Assigned task: Tell how many lines of the data below have the string "percent" in them. Say nothing more.

═══ Records provided ═══

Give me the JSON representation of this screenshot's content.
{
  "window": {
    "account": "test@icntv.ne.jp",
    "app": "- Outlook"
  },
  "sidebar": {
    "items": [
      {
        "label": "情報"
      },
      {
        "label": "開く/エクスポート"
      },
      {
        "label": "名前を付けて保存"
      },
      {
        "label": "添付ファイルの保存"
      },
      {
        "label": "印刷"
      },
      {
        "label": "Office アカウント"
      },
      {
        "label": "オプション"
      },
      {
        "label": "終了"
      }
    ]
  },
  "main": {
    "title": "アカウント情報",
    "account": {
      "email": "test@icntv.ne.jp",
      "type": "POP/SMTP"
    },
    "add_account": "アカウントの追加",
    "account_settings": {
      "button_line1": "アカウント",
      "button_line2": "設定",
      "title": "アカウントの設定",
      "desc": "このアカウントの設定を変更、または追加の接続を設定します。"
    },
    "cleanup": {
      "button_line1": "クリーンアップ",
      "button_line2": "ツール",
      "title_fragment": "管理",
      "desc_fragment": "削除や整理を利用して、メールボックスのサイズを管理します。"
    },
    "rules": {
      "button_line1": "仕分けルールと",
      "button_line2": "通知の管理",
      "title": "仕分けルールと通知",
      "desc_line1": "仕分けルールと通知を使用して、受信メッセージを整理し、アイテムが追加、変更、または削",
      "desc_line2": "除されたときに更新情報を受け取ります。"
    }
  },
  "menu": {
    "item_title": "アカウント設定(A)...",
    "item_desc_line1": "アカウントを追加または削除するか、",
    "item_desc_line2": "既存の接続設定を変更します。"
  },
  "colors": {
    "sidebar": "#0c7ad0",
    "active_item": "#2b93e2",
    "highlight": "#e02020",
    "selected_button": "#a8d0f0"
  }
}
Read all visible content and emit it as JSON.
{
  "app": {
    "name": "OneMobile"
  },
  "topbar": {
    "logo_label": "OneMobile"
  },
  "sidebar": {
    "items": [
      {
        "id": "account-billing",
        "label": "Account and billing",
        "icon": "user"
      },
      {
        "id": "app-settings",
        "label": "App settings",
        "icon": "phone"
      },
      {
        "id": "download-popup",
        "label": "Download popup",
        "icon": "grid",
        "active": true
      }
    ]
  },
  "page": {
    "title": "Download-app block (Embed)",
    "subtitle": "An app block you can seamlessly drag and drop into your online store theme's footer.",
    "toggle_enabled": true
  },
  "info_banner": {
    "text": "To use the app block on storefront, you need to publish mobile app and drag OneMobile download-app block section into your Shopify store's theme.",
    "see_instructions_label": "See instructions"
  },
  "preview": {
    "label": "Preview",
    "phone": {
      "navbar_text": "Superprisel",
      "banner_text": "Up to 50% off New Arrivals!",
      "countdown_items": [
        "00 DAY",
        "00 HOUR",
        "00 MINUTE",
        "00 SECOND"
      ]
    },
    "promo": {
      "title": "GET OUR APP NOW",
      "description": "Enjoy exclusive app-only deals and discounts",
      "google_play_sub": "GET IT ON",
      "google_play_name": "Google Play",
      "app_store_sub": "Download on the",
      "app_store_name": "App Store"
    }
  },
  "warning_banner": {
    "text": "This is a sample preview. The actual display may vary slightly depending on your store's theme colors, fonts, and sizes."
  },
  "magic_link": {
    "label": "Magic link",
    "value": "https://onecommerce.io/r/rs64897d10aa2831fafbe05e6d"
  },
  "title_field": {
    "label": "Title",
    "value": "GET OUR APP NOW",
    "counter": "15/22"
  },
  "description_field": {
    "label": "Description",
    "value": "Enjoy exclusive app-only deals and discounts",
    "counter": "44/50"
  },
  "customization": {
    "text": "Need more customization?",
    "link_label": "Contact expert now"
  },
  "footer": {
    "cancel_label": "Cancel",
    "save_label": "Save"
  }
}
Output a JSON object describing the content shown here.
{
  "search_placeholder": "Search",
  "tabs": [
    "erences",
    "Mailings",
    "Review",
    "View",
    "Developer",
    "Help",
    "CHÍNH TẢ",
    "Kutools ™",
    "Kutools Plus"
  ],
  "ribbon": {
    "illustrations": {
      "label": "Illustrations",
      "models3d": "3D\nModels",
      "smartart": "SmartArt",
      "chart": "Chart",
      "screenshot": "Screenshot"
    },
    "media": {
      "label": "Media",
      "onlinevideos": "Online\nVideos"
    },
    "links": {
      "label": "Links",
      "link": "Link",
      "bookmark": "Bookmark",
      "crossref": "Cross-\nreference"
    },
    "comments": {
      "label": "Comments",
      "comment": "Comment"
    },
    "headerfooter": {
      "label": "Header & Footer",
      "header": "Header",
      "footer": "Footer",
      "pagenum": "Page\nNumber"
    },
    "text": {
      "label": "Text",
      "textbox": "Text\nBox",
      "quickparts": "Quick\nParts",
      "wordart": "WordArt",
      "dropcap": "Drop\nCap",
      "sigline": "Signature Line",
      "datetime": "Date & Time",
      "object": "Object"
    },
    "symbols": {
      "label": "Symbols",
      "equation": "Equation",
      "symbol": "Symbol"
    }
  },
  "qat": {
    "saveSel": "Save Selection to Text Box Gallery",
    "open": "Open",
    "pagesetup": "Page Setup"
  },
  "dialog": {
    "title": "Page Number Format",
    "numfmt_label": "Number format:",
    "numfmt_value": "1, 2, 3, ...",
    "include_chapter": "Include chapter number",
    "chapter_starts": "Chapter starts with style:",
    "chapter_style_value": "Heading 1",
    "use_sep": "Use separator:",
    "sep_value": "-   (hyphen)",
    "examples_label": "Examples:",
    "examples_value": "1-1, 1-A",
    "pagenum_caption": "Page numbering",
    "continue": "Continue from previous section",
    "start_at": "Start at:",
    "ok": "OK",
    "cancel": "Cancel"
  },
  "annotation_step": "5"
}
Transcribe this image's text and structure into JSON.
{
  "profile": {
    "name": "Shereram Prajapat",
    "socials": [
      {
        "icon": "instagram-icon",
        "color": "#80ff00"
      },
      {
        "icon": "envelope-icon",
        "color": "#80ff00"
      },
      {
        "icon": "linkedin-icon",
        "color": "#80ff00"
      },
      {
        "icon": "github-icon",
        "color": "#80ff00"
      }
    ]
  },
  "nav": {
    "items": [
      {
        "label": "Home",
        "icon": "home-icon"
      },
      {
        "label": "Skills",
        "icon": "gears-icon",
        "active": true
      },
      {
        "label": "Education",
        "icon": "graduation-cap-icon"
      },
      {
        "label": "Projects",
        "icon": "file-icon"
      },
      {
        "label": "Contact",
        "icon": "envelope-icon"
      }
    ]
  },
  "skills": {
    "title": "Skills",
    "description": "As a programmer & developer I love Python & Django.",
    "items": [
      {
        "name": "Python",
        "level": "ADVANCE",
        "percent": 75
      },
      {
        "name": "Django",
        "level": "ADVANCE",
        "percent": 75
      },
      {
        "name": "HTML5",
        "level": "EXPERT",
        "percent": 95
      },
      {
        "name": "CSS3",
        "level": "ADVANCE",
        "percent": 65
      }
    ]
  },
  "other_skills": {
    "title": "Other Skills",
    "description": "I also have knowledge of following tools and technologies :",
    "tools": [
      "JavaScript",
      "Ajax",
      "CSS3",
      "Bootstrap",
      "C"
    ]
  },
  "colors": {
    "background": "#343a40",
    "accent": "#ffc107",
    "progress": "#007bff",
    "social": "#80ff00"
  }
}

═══

Completed exercise: 4